EXERCISE REQUIREMENTS: The required answer is every line of the data containing the word "refresh".

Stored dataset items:
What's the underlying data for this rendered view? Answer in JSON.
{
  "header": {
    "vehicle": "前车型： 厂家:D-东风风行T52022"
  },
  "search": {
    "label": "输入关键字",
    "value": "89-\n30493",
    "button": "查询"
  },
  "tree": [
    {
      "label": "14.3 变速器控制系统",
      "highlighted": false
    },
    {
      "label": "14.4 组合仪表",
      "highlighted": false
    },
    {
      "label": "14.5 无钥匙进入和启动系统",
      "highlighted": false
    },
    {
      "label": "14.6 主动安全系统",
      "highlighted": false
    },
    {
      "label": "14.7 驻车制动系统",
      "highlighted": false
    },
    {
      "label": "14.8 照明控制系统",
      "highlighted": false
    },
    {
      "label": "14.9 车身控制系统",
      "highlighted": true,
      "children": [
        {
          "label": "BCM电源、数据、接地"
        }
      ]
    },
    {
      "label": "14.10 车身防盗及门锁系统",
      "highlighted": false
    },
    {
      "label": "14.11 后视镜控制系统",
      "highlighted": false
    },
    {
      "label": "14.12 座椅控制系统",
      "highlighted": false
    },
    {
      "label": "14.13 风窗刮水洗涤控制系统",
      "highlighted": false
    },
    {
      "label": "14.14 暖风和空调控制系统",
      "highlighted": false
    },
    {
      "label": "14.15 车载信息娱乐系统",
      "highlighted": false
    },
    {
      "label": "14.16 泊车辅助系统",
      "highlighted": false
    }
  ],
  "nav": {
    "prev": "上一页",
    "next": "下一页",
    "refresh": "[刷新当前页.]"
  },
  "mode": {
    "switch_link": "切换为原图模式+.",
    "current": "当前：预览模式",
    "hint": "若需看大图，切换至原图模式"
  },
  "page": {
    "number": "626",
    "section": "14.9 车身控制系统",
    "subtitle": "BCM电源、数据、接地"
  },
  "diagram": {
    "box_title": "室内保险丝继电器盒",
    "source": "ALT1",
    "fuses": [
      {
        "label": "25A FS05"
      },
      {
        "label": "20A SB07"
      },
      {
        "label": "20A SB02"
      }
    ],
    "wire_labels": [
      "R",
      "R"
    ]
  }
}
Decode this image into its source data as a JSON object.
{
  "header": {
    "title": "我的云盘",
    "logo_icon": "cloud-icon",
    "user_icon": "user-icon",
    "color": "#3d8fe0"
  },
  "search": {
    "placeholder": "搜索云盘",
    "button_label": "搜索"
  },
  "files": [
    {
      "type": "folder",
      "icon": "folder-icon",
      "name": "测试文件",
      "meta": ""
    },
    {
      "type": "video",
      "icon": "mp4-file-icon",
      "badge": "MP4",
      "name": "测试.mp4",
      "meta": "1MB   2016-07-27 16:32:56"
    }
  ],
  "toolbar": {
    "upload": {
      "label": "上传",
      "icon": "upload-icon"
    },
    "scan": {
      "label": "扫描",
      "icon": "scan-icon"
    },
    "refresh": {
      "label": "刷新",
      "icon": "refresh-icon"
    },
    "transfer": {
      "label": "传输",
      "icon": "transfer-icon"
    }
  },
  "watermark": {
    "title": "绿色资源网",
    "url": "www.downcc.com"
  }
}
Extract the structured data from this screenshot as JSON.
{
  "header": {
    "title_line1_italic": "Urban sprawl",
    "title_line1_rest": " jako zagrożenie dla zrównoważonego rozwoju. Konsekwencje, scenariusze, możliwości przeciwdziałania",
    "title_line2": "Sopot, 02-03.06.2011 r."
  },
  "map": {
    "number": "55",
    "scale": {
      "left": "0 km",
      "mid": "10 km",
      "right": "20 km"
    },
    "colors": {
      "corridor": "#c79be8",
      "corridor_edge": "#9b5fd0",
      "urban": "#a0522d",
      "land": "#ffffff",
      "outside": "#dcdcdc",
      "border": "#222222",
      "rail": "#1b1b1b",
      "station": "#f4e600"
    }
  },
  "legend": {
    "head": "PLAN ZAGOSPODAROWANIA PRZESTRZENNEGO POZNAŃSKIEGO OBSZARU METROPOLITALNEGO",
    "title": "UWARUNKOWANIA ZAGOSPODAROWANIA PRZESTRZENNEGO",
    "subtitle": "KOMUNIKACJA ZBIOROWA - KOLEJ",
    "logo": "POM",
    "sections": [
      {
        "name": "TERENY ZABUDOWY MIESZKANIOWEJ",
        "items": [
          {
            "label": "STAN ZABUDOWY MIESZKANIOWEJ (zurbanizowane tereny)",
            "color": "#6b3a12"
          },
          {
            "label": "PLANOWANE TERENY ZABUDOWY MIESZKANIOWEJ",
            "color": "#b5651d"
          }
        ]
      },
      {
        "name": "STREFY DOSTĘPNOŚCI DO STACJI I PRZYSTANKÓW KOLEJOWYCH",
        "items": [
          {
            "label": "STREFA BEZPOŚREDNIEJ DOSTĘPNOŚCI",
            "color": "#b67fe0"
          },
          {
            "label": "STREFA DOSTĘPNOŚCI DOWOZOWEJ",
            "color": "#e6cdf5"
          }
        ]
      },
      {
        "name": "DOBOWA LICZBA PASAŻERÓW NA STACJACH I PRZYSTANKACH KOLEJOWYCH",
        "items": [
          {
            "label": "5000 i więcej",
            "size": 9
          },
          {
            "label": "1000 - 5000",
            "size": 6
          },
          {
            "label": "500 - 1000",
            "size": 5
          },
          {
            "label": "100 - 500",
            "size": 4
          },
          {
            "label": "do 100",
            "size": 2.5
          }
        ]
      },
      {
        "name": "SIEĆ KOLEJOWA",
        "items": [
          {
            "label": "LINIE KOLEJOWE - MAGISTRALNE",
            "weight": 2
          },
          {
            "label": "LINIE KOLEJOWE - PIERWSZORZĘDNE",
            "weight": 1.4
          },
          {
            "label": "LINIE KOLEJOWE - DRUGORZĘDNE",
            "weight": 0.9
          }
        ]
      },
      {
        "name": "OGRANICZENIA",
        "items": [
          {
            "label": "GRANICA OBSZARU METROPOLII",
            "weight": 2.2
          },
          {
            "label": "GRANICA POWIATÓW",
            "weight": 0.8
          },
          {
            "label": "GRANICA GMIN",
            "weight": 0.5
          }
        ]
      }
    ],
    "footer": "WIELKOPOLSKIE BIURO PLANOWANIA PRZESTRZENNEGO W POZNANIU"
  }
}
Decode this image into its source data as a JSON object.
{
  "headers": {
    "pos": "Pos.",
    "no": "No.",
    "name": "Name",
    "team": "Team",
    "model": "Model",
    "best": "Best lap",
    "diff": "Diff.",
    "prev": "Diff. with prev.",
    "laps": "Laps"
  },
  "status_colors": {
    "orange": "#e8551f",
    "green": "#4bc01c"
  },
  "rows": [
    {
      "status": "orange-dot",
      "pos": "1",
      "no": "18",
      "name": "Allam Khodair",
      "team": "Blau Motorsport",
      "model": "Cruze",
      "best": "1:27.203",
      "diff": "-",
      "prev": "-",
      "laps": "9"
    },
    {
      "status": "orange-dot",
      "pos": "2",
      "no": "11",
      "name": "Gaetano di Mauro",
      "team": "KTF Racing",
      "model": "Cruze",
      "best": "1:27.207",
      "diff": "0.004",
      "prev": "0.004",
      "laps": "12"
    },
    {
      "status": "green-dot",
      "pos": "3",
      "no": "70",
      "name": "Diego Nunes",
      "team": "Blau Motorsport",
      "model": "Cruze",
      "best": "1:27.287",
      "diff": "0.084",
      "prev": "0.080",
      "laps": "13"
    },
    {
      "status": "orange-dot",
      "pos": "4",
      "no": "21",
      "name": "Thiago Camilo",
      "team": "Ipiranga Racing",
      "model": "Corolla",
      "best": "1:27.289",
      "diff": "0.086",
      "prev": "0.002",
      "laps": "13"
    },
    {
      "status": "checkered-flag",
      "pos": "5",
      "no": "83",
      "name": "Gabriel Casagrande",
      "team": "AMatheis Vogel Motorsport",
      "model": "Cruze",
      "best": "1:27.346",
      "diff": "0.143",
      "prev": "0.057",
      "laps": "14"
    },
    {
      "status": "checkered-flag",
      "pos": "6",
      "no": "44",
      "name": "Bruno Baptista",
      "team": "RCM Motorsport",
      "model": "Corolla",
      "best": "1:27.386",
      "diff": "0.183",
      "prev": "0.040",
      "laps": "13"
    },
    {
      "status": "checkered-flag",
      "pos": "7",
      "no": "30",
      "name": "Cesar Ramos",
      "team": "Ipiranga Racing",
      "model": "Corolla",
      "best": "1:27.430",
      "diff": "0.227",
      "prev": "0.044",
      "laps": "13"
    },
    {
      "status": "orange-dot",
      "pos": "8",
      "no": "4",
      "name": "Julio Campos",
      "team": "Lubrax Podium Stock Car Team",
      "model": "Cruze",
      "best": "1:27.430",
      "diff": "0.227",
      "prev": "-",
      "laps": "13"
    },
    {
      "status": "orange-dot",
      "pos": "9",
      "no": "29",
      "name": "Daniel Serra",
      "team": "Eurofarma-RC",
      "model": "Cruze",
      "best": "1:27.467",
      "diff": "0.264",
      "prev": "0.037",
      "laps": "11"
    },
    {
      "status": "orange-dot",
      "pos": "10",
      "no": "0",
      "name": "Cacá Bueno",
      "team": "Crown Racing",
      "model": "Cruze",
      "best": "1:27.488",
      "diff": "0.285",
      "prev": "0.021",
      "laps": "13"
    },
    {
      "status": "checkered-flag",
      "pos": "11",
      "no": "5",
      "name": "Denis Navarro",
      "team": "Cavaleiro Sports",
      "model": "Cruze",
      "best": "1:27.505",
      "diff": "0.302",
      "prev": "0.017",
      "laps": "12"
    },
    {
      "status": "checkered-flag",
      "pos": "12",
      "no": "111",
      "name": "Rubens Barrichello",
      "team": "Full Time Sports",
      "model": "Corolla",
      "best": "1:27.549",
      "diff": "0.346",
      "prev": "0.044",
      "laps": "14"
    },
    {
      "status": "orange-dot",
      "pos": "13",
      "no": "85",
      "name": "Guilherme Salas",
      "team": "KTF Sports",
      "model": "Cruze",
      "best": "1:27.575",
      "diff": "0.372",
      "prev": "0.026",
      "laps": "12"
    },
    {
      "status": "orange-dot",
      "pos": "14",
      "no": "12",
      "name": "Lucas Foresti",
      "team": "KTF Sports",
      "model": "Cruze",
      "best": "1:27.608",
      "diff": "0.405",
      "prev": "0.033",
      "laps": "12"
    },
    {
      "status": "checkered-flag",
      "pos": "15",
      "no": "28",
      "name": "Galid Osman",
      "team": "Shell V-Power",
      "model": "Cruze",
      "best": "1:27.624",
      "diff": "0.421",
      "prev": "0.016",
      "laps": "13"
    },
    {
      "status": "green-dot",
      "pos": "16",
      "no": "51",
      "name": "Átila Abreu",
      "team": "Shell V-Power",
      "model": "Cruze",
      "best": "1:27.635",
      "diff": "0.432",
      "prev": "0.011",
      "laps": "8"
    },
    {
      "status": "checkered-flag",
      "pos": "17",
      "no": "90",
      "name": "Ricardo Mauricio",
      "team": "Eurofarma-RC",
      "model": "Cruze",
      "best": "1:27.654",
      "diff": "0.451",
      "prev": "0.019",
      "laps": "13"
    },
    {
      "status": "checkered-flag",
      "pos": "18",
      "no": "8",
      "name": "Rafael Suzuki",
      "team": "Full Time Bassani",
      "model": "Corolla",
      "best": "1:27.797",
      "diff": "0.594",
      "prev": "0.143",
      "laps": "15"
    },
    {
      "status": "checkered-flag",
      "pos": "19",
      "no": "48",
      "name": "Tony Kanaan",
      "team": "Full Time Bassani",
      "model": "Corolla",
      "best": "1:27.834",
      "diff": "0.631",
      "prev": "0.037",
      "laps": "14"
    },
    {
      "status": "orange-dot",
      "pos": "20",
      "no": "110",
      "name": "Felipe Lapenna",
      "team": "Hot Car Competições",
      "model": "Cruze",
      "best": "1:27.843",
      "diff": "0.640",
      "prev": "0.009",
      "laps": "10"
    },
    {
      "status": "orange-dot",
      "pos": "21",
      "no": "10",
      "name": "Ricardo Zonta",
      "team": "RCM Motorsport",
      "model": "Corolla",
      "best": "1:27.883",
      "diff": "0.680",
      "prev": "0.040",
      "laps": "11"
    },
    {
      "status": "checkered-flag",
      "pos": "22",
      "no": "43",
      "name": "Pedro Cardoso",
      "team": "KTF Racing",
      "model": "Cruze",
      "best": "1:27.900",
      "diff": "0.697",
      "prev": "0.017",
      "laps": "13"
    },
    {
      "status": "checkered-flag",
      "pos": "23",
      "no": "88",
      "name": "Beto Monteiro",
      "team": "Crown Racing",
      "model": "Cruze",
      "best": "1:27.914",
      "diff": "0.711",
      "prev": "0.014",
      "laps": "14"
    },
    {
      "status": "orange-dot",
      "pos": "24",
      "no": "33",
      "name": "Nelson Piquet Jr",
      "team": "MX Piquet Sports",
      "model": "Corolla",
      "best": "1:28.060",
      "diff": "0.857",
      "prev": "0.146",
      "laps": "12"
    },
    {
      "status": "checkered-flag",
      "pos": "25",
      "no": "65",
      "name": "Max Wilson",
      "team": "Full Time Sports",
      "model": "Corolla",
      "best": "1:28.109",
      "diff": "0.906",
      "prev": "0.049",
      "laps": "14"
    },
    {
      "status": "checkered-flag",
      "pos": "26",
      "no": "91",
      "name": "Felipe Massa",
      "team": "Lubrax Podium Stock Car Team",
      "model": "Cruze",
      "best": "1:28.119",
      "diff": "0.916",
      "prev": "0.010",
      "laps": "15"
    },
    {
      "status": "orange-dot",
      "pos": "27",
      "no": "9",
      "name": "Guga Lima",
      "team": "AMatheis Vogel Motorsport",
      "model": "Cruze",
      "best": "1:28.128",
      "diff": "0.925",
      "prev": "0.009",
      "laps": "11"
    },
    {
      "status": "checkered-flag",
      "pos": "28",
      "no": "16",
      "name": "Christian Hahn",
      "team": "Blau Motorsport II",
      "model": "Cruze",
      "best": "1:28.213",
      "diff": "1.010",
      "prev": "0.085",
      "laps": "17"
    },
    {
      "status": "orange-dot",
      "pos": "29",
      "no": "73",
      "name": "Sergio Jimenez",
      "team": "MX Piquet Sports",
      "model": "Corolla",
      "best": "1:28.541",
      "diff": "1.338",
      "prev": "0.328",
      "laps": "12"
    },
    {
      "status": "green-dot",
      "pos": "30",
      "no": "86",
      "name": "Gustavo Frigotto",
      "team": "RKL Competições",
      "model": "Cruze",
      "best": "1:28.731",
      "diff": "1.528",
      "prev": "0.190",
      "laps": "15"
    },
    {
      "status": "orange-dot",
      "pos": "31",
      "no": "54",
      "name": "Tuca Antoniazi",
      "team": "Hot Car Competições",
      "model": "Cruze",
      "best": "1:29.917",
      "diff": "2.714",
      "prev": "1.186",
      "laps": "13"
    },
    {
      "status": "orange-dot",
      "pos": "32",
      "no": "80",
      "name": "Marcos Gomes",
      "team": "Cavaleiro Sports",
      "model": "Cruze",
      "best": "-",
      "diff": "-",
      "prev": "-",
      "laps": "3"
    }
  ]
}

PROBLEM SOLUTION:
    "refresh": "[刷新当前页.]"
    "refresh": {
      "icon": "refresh-icon"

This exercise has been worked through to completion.